* Action item *
Below are some records. Pull every line that contains the word "this".

(Information)

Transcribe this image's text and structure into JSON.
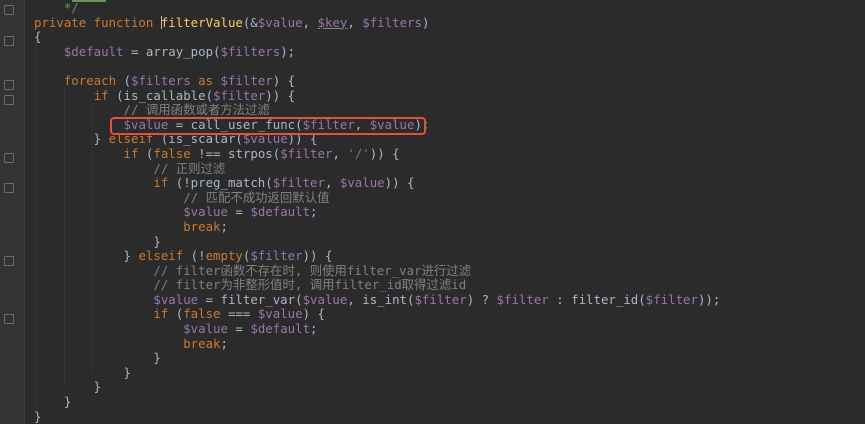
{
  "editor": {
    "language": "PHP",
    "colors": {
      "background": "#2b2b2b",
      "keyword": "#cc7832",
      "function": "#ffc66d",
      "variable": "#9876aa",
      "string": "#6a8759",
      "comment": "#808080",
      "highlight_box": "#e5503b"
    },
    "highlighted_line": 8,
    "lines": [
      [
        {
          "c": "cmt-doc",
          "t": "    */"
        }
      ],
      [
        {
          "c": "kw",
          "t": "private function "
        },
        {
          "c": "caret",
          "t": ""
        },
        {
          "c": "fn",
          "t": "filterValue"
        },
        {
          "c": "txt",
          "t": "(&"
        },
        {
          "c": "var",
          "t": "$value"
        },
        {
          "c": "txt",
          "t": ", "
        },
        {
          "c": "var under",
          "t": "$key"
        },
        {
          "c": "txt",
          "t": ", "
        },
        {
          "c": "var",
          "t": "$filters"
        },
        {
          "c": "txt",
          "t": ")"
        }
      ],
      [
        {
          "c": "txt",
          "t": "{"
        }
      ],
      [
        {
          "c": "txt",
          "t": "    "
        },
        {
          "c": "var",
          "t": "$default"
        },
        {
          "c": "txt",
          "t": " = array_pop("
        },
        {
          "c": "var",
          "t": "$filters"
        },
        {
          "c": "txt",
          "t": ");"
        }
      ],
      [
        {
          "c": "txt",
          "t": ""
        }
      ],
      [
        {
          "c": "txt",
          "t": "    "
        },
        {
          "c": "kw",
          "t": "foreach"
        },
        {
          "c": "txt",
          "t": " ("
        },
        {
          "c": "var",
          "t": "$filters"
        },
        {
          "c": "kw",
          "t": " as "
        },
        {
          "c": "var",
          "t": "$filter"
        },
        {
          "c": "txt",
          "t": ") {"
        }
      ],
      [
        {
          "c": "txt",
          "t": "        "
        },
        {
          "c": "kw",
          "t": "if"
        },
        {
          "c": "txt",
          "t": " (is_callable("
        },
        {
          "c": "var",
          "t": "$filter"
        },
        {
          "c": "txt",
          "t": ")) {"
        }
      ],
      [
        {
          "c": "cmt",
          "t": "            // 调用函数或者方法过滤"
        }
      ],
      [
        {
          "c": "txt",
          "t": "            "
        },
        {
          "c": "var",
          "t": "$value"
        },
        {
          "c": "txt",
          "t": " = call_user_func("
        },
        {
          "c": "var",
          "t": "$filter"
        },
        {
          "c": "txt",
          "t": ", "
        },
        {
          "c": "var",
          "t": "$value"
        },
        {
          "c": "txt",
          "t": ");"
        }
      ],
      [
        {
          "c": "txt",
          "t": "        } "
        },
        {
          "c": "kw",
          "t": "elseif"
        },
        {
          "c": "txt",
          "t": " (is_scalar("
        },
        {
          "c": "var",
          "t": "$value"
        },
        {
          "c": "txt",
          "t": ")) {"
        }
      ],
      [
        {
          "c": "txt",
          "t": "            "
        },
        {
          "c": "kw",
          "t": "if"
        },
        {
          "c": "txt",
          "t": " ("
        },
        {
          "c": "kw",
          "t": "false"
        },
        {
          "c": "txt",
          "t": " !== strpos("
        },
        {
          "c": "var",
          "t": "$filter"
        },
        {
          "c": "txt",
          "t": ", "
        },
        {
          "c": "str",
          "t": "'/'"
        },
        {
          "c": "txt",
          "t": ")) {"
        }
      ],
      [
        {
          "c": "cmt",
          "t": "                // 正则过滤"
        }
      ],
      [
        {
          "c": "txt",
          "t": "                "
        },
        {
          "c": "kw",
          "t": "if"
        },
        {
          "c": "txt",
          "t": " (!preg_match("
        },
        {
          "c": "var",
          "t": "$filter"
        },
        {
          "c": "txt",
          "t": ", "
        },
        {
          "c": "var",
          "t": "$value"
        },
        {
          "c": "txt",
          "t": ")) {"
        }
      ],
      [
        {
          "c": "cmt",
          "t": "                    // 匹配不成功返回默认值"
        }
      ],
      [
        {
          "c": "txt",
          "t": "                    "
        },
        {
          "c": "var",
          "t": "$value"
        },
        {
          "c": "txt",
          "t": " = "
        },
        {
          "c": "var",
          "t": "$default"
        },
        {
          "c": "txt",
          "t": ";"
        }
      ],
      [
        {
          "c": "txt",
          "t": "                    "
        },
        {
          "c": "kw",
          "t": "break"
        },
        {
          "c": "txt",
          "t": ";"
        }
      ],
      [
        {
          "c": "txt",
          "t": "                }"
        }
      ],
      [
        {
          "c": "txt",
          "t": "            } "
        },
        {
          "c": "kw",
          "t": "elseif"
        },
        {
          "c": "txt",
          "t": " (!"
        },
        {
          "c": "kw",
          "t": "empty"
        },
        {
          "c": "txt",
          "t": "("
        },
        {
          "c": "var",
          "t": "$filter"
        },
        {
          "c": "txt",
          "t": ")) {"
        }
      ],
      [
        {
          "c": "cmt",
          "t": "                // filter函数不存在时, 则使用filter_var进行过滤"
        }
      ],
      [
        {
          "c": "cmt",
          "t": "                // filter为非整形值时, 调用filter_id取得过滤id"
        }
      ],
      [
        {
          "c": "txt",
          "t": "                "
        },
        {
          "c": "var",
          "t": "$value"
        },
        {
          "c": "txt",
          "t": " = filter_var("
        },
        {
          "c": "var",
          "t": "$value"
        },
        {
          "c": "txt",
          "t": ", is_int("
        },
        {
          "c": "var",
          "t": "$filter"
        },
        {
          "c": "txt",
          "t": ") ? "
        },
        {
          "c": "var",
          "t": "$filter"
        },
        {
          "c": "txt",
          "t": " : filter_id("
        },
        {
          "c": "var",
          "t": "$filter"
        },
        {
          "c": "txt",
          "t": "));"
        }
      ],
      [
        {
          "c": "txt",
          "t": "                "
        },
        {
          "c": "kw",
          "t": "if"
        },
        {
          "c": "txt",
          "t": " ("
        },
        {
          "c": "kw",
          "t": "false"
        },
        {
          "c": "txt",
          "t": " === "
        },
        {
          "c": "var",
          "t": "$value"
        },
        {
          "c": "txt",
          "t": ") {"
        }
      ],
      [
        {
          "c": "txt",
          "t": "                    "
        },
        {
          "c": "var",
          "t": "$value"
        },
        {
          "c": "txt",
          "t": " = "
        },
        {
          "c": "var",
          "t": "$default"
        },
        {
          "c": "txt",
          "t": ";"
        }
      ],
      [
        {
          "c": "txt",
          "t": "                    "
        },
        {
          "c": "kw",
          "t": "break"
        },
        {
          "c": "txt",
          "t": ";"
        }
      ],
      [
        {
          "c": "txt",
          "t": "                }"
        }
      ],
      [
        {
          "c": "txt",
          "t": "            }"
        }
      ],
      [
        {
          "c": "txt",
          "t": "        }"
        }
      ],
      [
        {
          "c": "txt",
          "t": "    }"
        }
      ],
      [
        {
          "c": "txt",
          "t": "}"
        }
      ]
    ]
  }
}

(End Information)
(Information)

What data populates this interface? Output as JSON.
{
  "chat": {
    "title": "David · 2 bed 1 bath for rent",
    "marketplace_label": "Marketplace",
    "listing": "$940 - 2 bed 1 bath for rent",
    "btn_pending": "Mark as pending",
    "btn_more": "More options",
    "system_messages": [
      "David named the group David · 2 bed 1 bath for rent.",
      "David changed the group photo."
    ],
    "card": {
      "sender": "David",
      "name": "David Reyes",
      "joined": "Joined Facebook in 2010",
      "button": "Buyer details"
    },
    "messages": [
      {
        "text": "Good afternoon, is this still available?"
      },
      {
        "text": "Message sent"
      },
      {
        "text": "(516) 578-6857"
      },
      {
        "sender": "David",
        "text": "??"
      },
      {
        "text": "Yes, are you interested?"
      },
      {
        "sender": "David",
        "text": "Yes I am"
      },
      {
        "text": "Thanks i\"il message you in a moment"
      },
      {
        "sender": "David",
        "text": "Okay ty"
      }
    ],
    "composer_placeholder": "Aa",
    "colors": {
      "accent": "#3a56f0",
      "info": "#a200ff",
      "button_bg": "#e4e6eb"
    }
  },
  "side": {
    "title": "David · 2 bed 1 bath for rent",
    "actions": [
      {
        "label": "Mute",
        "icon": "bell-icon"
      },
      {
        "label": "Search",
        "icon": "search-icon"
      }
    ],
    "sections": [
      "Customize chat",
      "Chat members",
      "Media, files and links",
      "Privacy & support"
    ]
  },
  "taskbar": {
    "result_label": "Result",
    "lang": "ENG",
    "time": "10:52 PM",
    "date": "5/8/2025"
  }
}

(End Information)
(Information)

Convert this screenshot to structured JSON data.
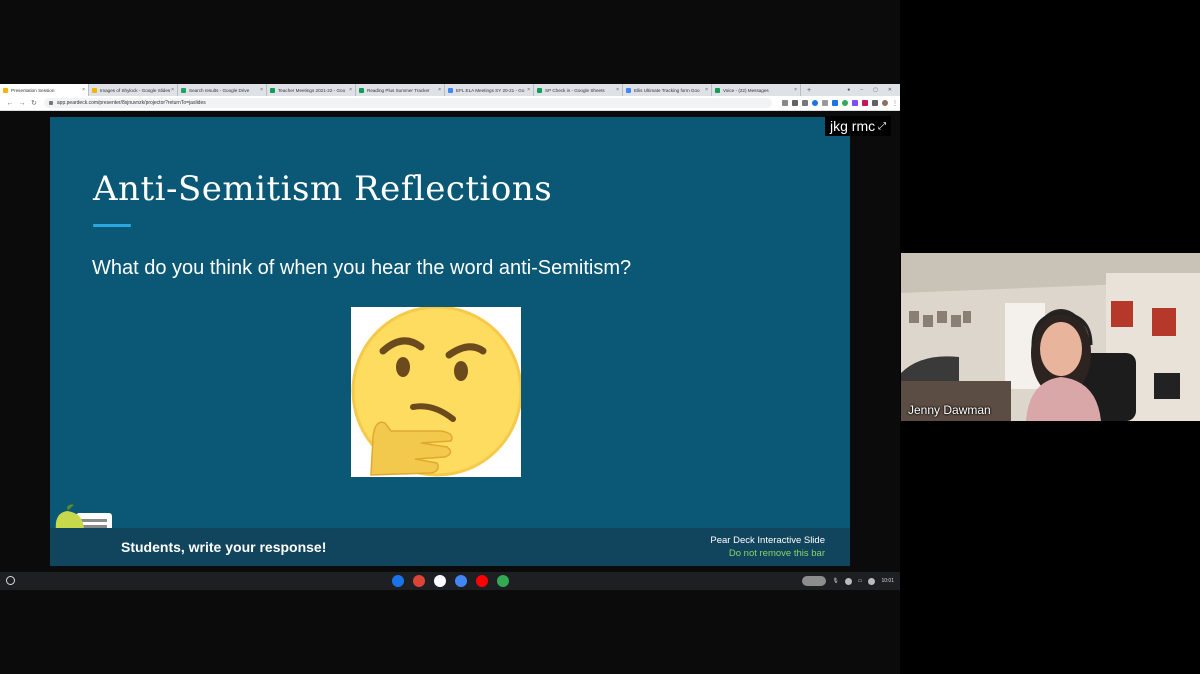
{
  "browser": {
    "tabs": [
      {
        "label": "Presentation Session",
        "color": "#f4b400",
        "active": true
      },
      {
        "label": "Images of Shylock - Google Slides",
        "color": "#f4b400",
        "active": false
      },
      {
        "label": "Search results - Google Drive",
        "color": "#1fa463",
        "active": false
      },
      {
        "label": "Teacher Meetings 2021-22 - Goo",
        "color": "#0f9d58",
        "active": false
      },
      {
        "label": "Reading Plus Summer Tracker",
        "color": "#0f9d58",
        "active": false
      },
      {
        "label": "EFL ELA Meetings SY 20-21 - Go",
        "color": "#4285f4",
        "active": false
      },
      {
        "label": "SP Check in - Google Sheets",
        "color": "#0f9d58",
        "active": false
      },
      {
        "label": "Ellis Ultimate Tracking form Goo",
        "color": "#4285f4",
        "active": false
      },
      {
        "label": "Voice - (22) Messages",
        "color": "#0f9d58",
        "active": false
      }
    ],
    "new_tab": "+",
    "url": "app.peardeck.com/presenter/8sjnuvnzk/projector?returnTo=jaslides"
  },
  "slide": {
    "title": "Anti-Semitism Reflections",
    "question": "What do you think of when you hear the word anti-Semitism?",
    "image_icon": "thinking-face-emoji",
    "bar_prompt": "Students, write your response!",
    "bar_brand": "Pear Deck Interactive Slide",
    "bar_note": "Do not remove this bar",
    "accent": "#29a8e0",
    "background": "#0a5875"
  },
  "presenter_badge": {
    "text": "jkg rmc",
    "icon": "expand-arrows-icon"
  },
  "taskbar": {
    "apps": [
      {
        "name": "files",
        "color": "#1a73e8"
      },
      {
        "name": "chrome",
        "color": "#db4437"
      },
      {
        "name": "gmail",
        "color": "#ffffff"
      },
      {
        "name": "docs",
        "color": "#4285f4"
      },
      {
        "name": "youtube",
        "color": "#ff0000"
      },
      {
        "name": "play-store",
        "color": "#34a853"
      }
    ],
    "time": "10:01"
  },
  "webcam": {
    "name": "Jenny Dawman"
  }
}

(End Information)

* Expected answer *
Transcribe this image's text and structure into JSON.
What data populates this interface? Output as JSON.
        "text": "Good afternoon, is this still available?"
Convert this screenshot to structured JSON data.
    "bar_note": "Do not remove this bar",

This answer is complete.